[Data extracted from a collection]
----------
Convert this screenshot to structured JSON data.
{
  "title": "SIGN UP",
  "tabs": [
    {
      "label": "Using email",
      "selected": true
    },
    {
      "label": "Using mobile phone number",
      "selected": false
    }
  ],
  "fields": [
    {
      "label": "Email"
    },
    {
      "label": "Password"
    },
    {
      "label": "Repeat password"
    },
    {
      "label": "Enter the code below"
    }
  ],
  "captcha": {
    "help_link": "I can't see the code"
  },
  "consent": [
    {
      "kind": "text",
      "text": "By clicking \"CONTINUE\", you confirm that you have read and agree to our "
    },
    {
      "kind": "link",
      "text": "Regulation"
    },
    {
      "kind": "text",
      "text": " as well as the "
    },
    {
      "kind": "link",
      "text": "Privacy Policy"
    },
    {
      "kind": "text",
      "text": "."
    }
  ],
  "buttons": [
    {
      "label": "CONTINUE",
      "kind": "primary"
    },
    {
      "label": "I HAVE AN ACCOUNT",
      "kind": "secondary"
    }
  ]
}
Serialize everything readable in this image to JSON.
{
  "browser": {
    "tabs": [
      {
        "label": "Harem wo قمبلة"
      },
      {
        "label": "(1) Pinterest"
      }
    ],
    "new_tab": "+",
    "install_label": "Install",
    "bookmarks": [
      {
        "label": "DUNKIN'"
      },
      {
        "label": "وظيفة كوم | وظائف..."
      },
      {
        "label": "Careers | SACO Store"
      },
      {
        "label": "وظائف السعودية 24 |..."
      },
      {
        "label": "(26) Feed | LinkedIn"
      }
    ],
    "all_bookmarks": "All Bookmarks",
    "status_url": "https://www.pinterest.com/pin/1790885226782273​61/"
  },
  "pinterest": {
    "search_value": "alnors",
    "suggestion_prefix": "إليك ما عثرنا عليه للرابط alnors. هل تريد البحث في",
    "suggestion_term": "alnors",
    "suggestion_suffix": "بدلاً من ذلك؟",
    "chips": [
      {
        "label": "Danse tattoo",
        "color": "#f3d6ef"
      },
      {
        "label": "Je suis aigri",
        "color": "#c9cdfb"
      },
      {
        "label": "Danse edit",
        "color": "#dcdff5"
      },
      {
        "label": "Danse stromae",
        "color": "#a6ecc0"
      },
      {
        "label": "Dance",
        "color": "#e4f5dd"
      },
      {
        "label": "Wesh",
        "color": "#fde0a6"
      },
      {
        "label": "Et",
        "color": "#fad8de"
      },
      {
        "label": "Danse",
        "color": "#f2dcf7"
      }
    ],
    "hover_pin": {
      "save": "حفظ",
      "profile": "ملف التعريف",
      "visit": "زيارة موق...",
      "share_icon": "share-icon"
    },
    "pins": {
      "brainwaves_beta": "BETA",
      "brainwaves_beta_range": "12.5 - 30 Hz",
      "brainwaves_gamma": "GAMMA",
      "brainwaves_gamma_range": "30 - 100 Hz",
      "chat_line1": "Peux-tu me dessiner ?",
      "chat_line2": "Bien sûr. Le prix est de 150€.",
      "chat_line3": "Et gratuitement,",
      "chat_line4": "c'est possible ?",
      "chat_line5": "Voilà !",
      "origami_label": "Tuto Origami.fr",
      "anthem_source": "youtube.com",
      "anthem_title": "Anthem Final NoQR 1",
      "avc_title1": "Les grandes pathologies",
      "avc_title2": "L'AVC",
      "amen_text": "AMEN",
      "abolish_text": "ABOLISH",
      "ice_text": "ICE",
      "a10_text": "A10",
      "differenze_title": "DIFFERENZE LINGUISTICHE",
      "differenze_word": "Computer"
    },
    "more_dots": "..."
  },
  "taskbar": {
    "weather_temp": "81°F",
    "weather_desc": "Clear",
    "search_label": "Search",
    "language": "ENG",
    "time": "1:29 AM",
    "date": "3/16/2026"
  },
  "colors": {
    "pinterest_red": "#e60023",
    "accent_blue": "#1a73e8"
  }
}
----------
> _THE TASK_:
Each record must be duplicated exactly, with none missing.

> _REPLY_:
Convert this screenshot to structured JSON data.
{
  "title": "SIGN UP",
  "tabs": [
    {
      "label": "Using email",
      "selected": true
    },
    {
      "label": "Using mobile phone number",
      "selected": false
    }
  ],
  "fields": [
    {
      "label": "Email"
    },
    {
      "label": "Password"
    },
    {
      "label": "Repeat password"
    },
    {
      "label": "Enter the code below"
    }
  ],
  "captcha": {
    "help_link": "I can't see the code"
  },
  "consent": [
    {
      "kind": "text",
      "text": "By clicking \"CONTINUE\", you confirm that you have read and agree to our "
    },
    {
      "kind": "link",
      "text": "Regulation"
    },
    {
      "kind": "text",
      "text": " as well as the "
    },
    {
      "kind": "link",
      "text": "Privacy Policy"
    },
    {
      "kind": "text",
      "text": "."
    }
  ],
  "buttons": [
    {
      "label": "CONTINUE",
      "kind": "primary"
    },
    {
      "label": "I HAVE AN ACCOUNT",
      "kind": "secondary"
    }
  ]
}
Serialize everything readable in this image to JSON.
{
  "browser": {
    "tabs": [
      {
        "label": "Harem wo قمبلة"
      },
      {
        "label": "(1) Pinterest"
      }
    ],
    "new_tab": "+",
    "install_label": "Install",
    "bookmarks": [
      {
        "label": "DUNKIN'"
      },
      {
        "label": "وظيفة كوم | وظائف..."
      },
      {
        "label": "Careers | SACO Store"
      },
      {
        "label": "وظائف السعودية 24 |..."
      },
      {
        "label": "(26) Feed | LinkedIn"
      }
    ],
    "all_bookmarks": "All Bookmarks",
    "status_url": "https://www.pinterest.com/pin/1790885226782273​61/"
  },
  "pinterest": {
    "search_value": "alnors",
    "suggestion_prefix": "إليك ما عثرنا عليه للرابط alnors. هل تريد البحث في",
    "suggestion_term": "alnors",
    "suggestion_suffix": "بدلاً من ذلك؟",
    "chips": [
      {
        "label": "Danse tattoo",
        "color": "#f3d6ef"
      },
      {
        "label": "Je suis aigri",
        "color": "#c9cdfb"
      },
      {
        "label": "Danse edit",
        "color": "#dcdff5"
      },
      {
        "label": "Danse stromae",
        "color": "#a6ecc0"
      },
      {
        "label": "Dance",
        "color": "#e4f5dd"
      },
      {
        "label": "Wesh",
        "color": "#fde0a6"
      },
      {
        "label": "Et",
        "color": "#fad8de"
      },
      {
        "label": "Danse",
        "color": "#f2dcf7"
      }
    ],
    "hover_pin": {
      "save": "حفظ",
      "profile": "ملف التعريف",
      "visit": "زيارة موق...",
      "share_icon": "share-icon"
    },
    "pins": {
      "brainwaves_beta": "BETA",
      "brainwaves_beta_range": "12.5 - 30 Hz",
      "brainwaves_gamma": "GAMMA",
      "brainwaves_gamma_range": "30 - 100 Hz",
      "chat_line1": "Peux-tu me dessiner ?",
      "chat_line2": "Bien sûr. Le prix est de 150€.",
      "chat_line3": "Et gratuitement,",
      "chat_line4": "c'est possible ?",
      "chat_line5": "Voilà !",
      "origami_label": "Tuto Origami.fr",
      "anthem_source": "youtube.com",
      "anthem_title": "Anthem Final NoQR 1",
      "avc_title1": "Les grandes pathologies",
      "avc_title2": "L'AVC",
      "amen_text": "AMEN",
      "abolish_text": "ABOLISH",
      "ice_text": "ICE",
      "a10_text": "A10",
      "differenze_title": "DIFFERENZE LINGUISTICHE",
      "differenze_word": "Computer"
    },
    "more_dots": "..."
  },
  "taskbar": {
    "weather_temp": "81°F",
    "weather_desc": "Clear",
    "search_label": "Search",
    "language": "ENG",
    "time": "1:29 AM",
    "date": "3/16/2026"
  },
  "colors": {
    "pinterest_red": "#e60023",
    "accent_blue": "#1a73e8"
  }
}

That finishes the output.